THE LONG WAY TO A SMALL, ANGRY PLANET by Becky Chambers is going slowly. The ebook from the library expired so now I'm waiting for it to come back in so I can finish it. Not sure whether I'll DNF or not. AZURA GHOST (which I loved) was compared to it, and I definitely see the similarities, but this particular one might just not be my speed.
I said last time how much I enjoyed the audiobook of THE WAY OF KINGS by Ken Liu. It was great and now I'm listening to the audiobook of the sequel, WALL OF STORMS. It's great so far and I'm planning to read the rest of the series this way.

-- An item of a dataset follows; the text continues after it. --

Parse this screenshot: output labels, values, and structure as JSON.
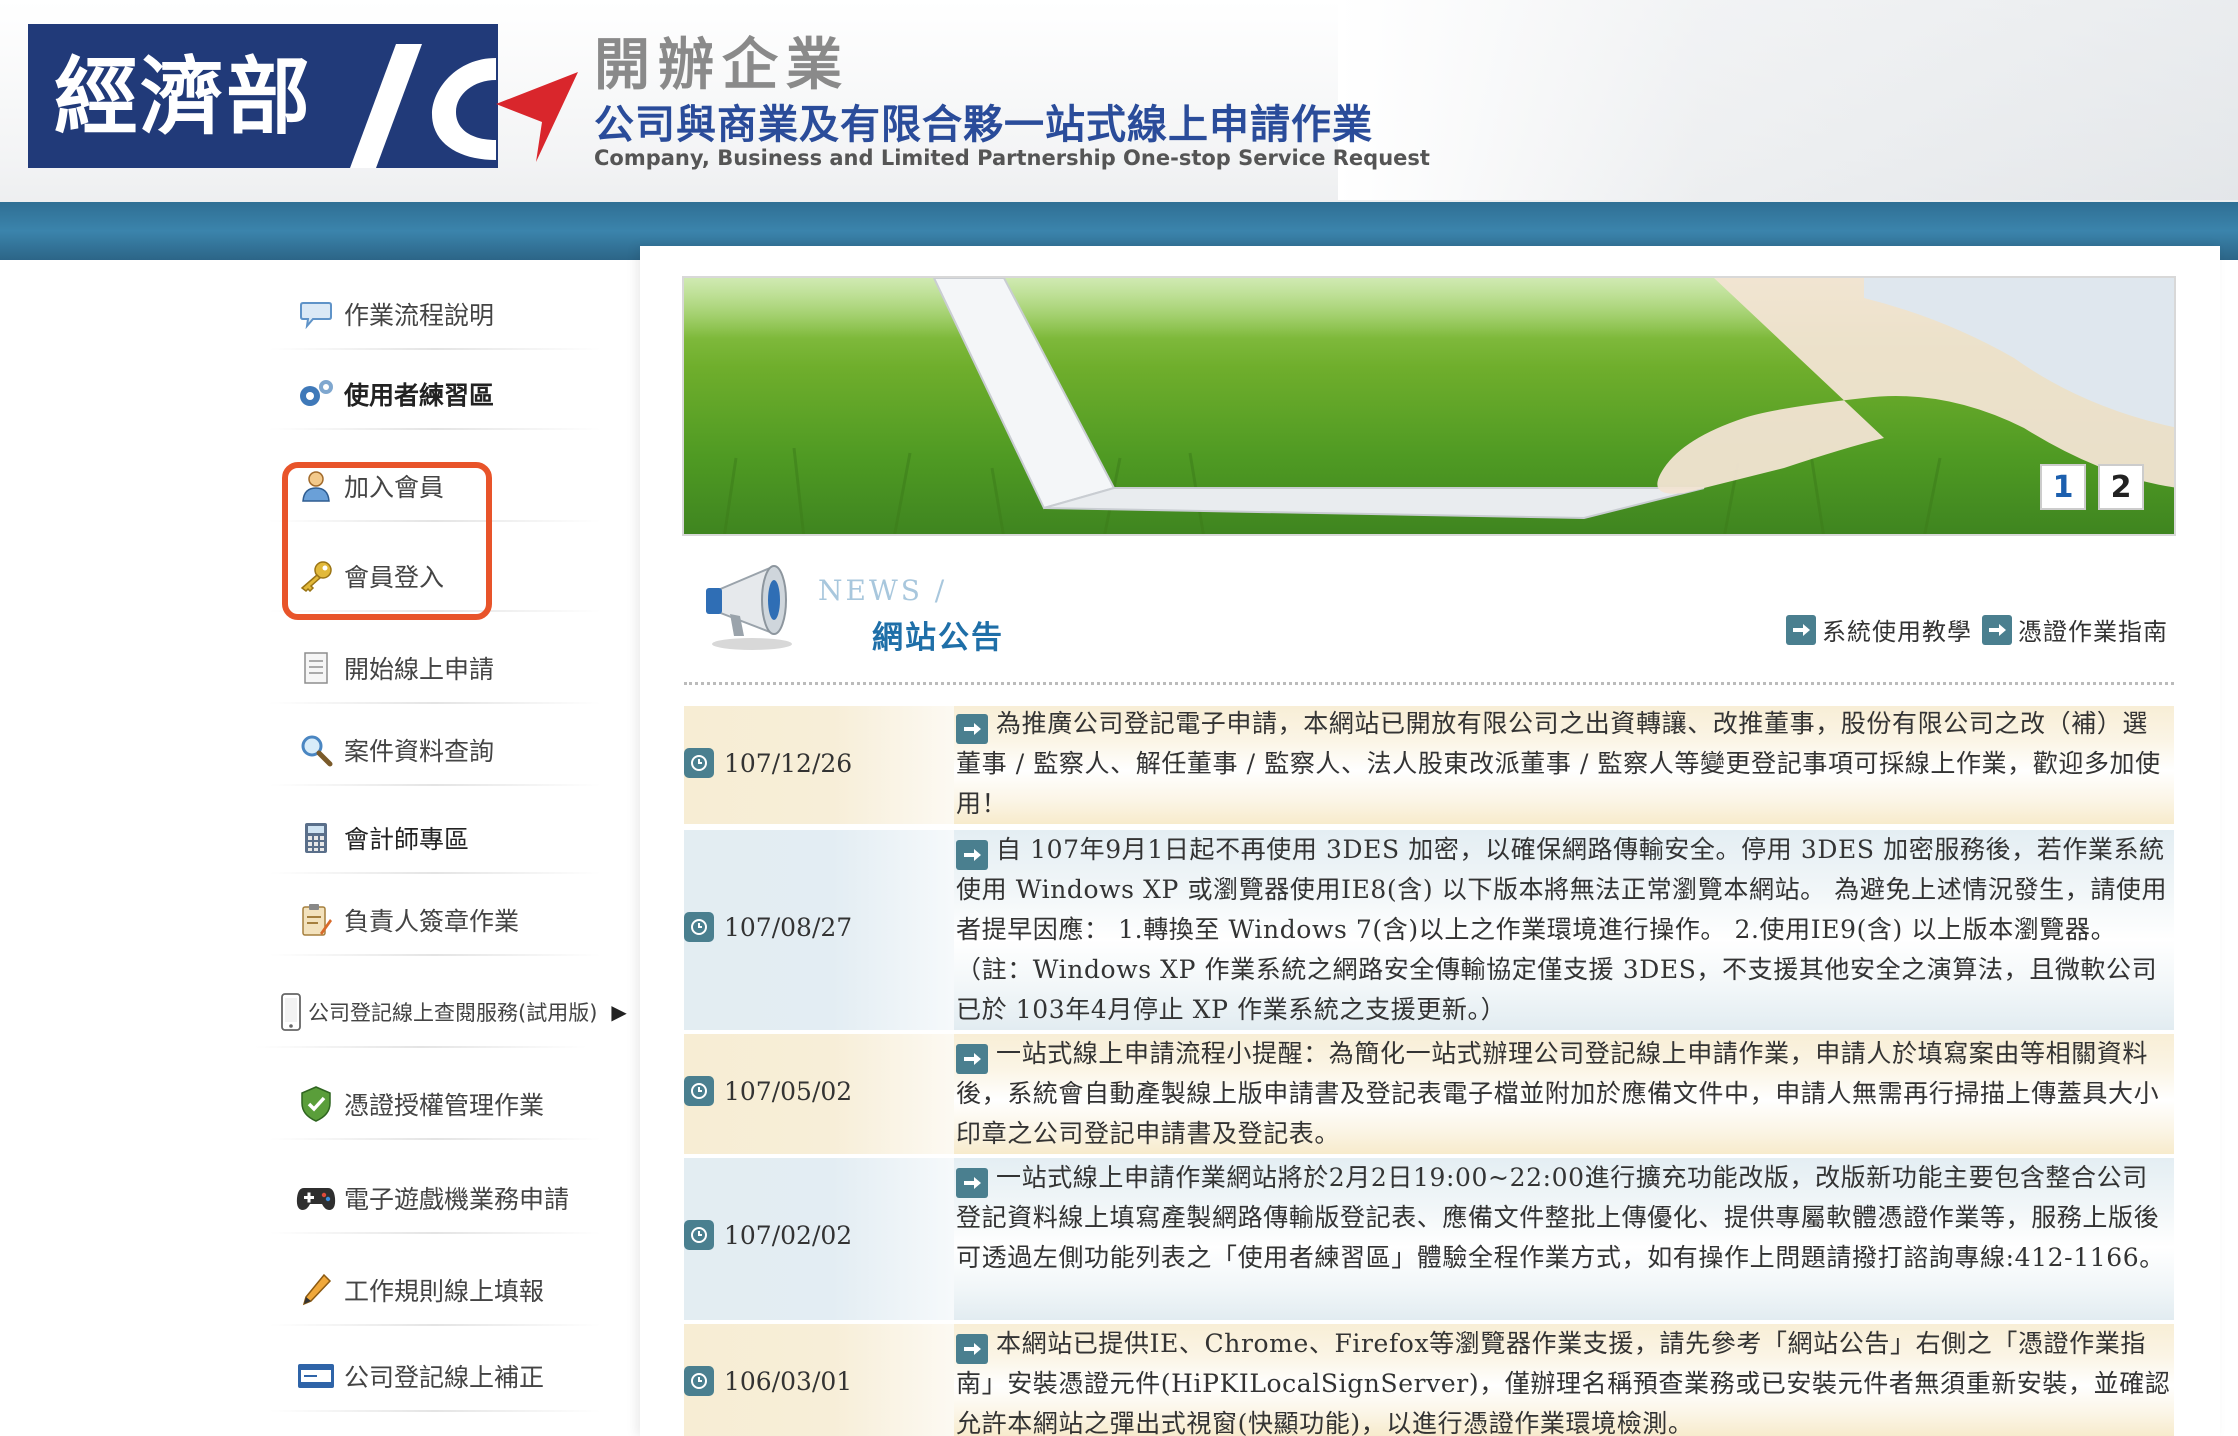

I'm still reading THE COUNT OF MONTE CRISTO (unabridged) by Alexandre Dumas. I'm live-reacting on Twitter as I read a bit each night. This will probably last for several weeks or maybe even months, since it's a long book I own that isn't as high of a priority as anything I'm reading from the library.
You might have noticed the increasing gap between when I say I'm reading something and when the review comes out. To encourage myself to re-read books I love, read books that don't need a review, and let myself DNF, I've moved to a schedule of three reviews per week (Sunday, Wednesday, Friday, with any DNFs posted on Saturdays). That lets the pace of my reading be more flexible to read books of varying lengths, but it does mean I might have finished something a week or two before its review gets posted. If the backlog gets too intense I may have a bonus review every other week, but it's not at that point yet.
THE SEEP by Chana Porter is set after a fungible alien invasion, where a Trina and her wife, Deeba, are living happily until Deeba decides to be reborn as a baby and leave Trina behind. It's about grief during a strange kind of loss, and the importance of leaving space for sadness.
If you're looking for a place to buy any of the books I've reviewed, please consider our Bookshop page (if you use our links to purchase any books we get a small commission). Let us know if there's a category you'd like to see curated and we'll see if we can get some titles together.
The 2022 prompts are now available from the annual reading challenge! It runs from January 1st to December 31st each year. Find info and links here.
As for the podcast, hopefully you're enjoying our most recent episode, ASSASSIN'S APPRENTICE by Robin Hobb, as well as the first half of our interview with author Seanan McGuire (AKA Mira Grant, A. Deborah Baker), released in January. If you'd like to receive the second (spoiler-filled) half of the interview, please consider supporting us on Patreon. Patrons receive this newsletter one week early, as well as a list of upcoming podcast episodes for the next three months.
Patrons pledging $5 or more each month can vote on some of what I read next. Patrons pledging $50 or more can vote once per month on what we'll cover in the podcast. You can find all of those polls here. Patrons at any level receive the booklist with our planned episodes for up to three months at a time.
Thanks for reading, the next roundup will be in two weeks!
Co-host of Books That Burn